(Extracted data entries)
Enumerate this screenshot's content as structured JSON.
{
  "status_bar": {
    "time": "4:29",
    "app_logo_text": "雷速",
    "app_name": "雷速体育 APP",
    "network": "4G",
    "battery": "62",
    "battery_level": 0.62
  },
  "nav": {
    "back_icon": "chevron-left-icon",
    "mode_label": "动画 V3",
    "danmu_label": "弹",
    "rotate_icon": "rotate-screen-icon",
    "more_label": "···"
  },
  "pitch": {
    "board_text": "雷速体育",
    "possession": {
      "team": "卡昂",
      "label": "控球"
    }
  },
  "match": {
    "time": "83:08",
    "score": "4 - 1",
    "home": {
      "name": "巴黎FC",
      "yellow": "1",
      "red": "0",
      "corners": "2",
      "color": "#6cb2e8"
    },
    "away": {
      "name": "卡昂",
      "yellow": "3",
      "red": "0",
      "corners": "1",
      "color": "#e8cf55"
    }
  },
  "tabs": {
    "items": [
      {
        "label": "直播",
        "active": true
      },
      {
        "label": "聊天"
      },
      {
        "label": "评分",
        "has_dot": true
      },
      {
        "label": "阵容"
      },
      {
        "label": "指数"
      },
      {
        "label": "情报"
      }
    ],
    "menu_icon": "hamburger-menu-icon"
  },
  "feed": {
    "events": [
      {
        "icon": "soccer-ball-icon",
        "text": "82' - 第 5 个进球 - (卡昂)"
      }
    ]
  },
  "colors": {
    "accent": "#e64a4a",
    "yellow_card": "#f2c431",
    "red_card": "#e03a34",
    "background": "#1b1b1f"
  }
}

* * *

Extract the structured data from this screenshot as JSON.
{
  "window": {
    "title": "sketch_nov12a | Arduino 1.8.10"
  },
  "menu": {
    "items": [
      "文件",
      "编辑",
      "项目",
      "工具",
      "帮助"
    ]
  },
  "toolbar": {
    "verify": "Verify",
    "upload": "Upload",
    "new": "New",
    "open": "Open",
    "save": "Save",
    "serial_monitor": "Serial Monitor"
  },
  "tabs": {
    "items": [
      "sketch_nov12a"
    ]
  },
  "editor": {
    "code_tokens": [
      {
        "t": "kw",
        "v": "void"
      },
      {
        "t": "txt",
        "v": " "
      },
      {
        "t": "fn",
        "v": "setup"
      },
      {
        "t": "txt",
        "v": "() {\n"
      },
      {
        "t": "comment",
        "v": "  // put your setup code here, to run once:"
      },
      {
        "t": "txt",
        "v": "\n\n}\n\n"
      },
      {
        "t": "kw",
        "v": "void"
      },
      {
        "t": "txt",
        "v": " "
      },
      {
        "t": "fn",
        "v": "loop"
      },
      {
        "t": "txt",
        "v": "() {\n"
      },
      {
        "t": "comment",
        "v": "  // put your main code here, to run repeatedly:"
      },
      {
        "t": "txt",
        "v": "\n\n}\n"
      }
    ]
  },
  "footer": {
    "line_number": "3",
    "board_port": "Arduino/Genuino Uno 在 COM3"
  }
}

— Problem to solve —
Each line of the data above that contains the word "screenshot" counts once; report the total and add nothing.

— Exercise response —
2